Aman Saliev: The alternative won’t be a system of Islam or Christianity. This will be some absolutely new system, a mix of Islam, Christianity, and secularism. The area of influence will be revised. Some new form of relations, which we don’t know yet, can possibly emerge. We will have to develop a new system of relations. When will it happen? Maybe in 100, 200, 500 years, I don’t know.
In Kyrgyzstan, this process might start in 50 years because this is quite a cumbersome and extensive process that cannot be diverted easily. The so-called rapid measures and processes, like the revolution, have not changed anything dramatically. What has changed is the status of some group of people, they live better now, but the population at large keeps on living in the same way. I don’t think Kyrgyzstan will face some fundamental changes in the society, unlike the entire world. This will be the global tendency and we can see its seeds. These processes are painful and miserable, and these changes result in the deaths of millions people. In future, they will be qualified as the drawbacks of the secular thought.
CABAR.asia: Among objective reasons for the growing religiosity in the Kyrgyz Republic, there are geopolitical projects of the Gulf States, Iran, that use Islam to strengthen their positions, particularly, in Central Asia. In your opinion, how true is that?
Aman Saliev: I think the Gulf States have had little influence here. They may have started their active campaign in Kyrgyzstan now, and it is really felt. But we should understand how it really works, how one or another religious doctrine of the Gulf States is being popularised in our country. This is a part of geopolitics. Here we speak about the Saudi Arabia, Qatar and UAE. You should understand that these countries are the integral part of the American security and economic systems. The monarchies of these countries don’t make geopolitical decisions without the agreement of their Washington-based partners. Both domestic and religious policies are built in such a way that religious leaders don’t say anything about the foreign policy and geopolitics unless permitted by the king. Roughly speaking, everything is coordinated with the Western partners.
When these people bring some ideas, radical, destructive, purely terroristic, or some theological thought into our country, we should understand that in the 21st century this is geopolitics. If our society, our professional classes, our functionaries, our religious leaders don’t think and don’t understand such things at the national level, we are not safe. To be safe, we should understand what we deal with. Those decision-making individuals and public agencies that work with these issues should have an appropriate level of competency, professionalism and perception of such things, and, above all, sense of conscience, the lack of which contributes to the unhindered implementation of radical ideas through the use of money. We should understand that people and especially functionaries, politicians engaged in this sphere should have appropriate morals, in addition to the knowledge, in order to be able to refuse to accept some gifts or financial aid provided in exchange for certain preferences within our society.

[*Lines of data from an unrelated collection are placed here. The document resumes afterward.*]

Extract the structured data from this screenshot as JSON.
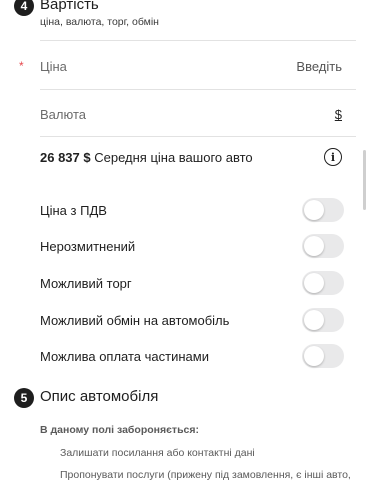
{
  "section4": {
    "number": "4",
    "title": "Вартість",
    "subtitle": "ціна, валюта, торг, обмін"
  },
  "price": {
    "required_mark": "*",
    "label": "Ціна",
    "action": "Введіть"
  },
  "currency": {
    "label": "Валюта",
    "symbol": "$"
  },
  "average": {
    "amount": "26 837 $",
    "text": "Середня ціна вашого авто",
    "info_glyph": "i"
  },
  "options": [
    {
      "label": "Ціна з ПДВ",
      "enabled": false
    },
    {
      "label": "Нерозмитнений",
      "enabled": false
    },
    {
      "label": "Можливий торг",
      "enabled": false
    },
    {
      "label": "Можливий обмін на автомобіль",
      "enabled": false
    },
    {
      "label": "Можлива оплата частинами",
      "enabled": false
    }
  ],
  "section5": {
    "number": "5",
    "title": "Опис автомобіля"
  },
  "rules": {
    "title": "В даному полі забороняється:",
    "items": [
      "Залишати посилання або контактні дані",
      "Пропонувати послуги (прижену під замовлення, є інші авто,"
    ]
  },
  "colors": {
    "accent_required": "#e5484d",
    "toggle_off": "#e9e9ea",
    "badge": "#1e1e1e"
  }
}
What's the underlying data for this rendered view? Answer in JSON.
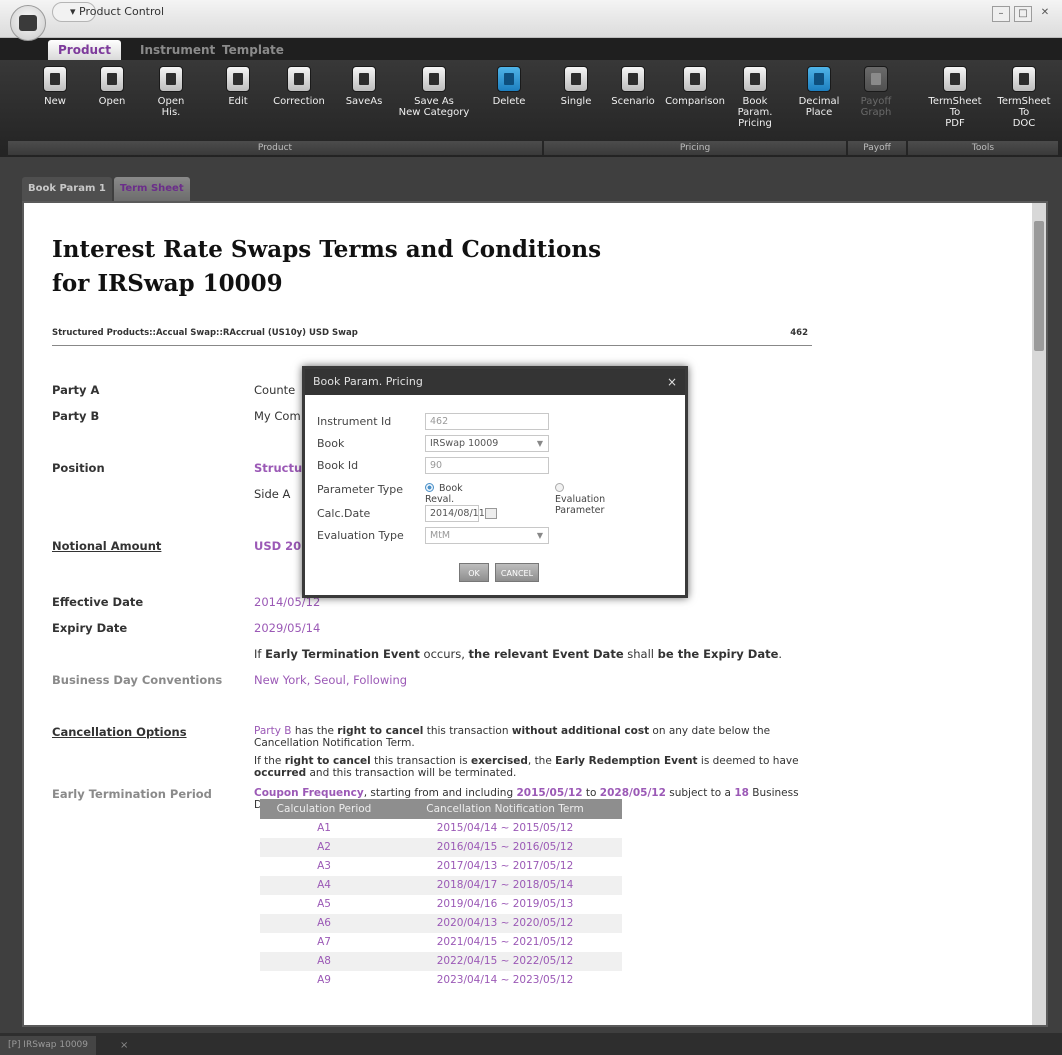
{
  "window": {
    "title": "Product Control"
  },
  "ribbon_tabs": [
    "Product",
    "Instrument",
    "Template"
  ],
  "ribbon": {
    "buttons": [
      {
        "label": "New"
      },
      {
        "label": "Open"
      },
      {
        "label": "Open\nHis."
      },
      {
        "label": "Edit"
      },
      {
        "label": "Correction"
      },
      {
        "label": "SaveAs"
      },
      {
        "label": "Save As\nNew Category"
      },
      {
        "label": "Delete"
      },
      {
        "label": "Single"
      },
      {
        "label": "Scenario"
      },
      {
        "label": "Comparison"
      },
      {
        "label": "Book Param.\nPricing"
      },
      {
        "label": "Decimal\nPlace"
      },
      {
        "label": "Payoff\nGraph"
      },
      {
        "label": "TermSheet To\nPDF"
      },
      {
        "label": "TermSheet To\nDOC"
      }
    ],
    "groups": [
      "Product",
      "Pricing",
      "Payoff",
      "Tools"
    ]
  },
  "doc_tabs": [
    "Book Param 1",
    "Term Sheet"
  ],
  "doc": {
    "title_line1": "Interest Rate Swaps Terms and Conditions",
    "title_line2": "for IRSwap 10009",
    "structure": "Structured Products::Accual Swap::RAccrual (US10y) USD Swap",
    "structure_id": "462",
    "party_a_label": "Party A",
    "party_a_value": "Counte",
    "party_b_label": "Party B",
    "party_b_value": "My Com",
    "position_label": "Position",
    "position_value": "Structu",
    "position_side": "Side A ",
    "notional_label": "Notional Amount",
    "notional_value": "USD 20",
    "effective_label": "Effective Date",
    "effective_value": "2014/05/12",
    "expiry_label": "Expiry Date",
    "expiry_value": "2029/05/14",
    "early_term_sentence": {
      "p1": "If ",
      "b1": "Early Termination Event",
      "p2": " occurs, ",
      "b2": "the relevant Event Date",
      "p3": " shall ",
      "b3": "be the Expiry Date",
      "p4": "."
    },
    "bdc_label": "Business Day Conventions",
    "bdc_value": "New York, Seoul, Following",
    "cancel_label": "Cancellation Options",
    "cancel_text1": {
      "pa": "Party B",
      "p1": " has the ",
      "b1": "right to cancel",
      "p2": " this transaction ",
      "b2": "without additional cost",
      "p3": " on any date below the Cancellation Notification Term."
    },
    "cancel_text2": {
      "p1": "If the ",
      "b1": "right to cancel",
      "p2": " this transaction is ",
      "b2": "exercised",
      "p3": ", the ",
      "b3": "Early Redemption Event",
      "p4": " is deemed to have ",
      "b4": "occurred",
      "p5": " and this transaction will be terminated."
    },
    "etp_label": "Early Termination Period",
    "etp_text": {
      "c1": "Coupon Frequency",
      "p1": ", starting from and including ",
      "c2": "2015/05/12",
      "p2": " to ",
      "c3": "2028/05/12",
      "p3": " subject to a ",
      "c4": "18",
      "p4": " Business Days Prior notification"
    },
    "table_headers": [
      "Calculation Period",
      "Cancellation Notification Term"
    ],
    "table_rows": [
      [
        "A1",
        "2015/04/14 ~ 2015/05/12"
      ],
      [
        "A2",
        "2016/04/15 ~ 2016/05/12"
      ],
      [
        "A3",
        "2017/04/13 ~ 2017/05/12"
      ],
      [
        "A4",
        "2018/04/17 ~ 2018/05/14"
      ],
      [
        "A5",
        "2019/04/16 ~ 2019/05/13"
      ],
      [
        "A6",
        "2020/04/13 ~ 2020/05/12"
      ],
      [
        "A7",
        "2021/04/15 ~ 2021/05/12"
      ],
      [
        "A8",
        "2022/04/15 ~ 2022/05/12"
      ],
      [
        "A9",
        "2023/04/14 ~ 2023/05/12"
      ]
    ]
  },
  "dialog": {
    "title": "Book Param. Pricing",
    "close": "×",
    "instrument_id_label": "Instrument Id",
    "instrument_id_value": "462",
    "book_label": "Book",
    "book_value": "IRSwap 10009",
    "book_id_label": "Book Id",
    "book_id_value": "90",
    "param_type_label": "Parameter Type",
    "param_opt1": "Book Reval. Parameter",
    "param_opt2": "Evaluation Parameter",
    "calc_date_label": "Calc.Date",
    "calc_date_value": "2014/08/11",
    "eval_type_label": "Evaluation Type",
    "eval_type_value": "MtM",
    "ok": "OK",
    "cancel": "CANCEL"
  },
  "bottom_tab": {
    "label": "[P] IRSwap 10009",
    "close": "×"
  },
  "colors": {
    "accent_purple": "#9b59b6",
    "tab_purple": "#7d3a9b"
  }
}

We should solve the radicalism issues not through the use of force or bans. We should educate the population, work with the young people, and give explanations to people. If we do these duly, we can reduce significantly the role of these radical trends in our society, within a short time. The problem is that people that popularise these [destructive] doctrines are financially motivated and have external indirect support. This is the problem.
The interview was held by Timur Toktonaliev, an IWPR editor for Kyrgyzstan.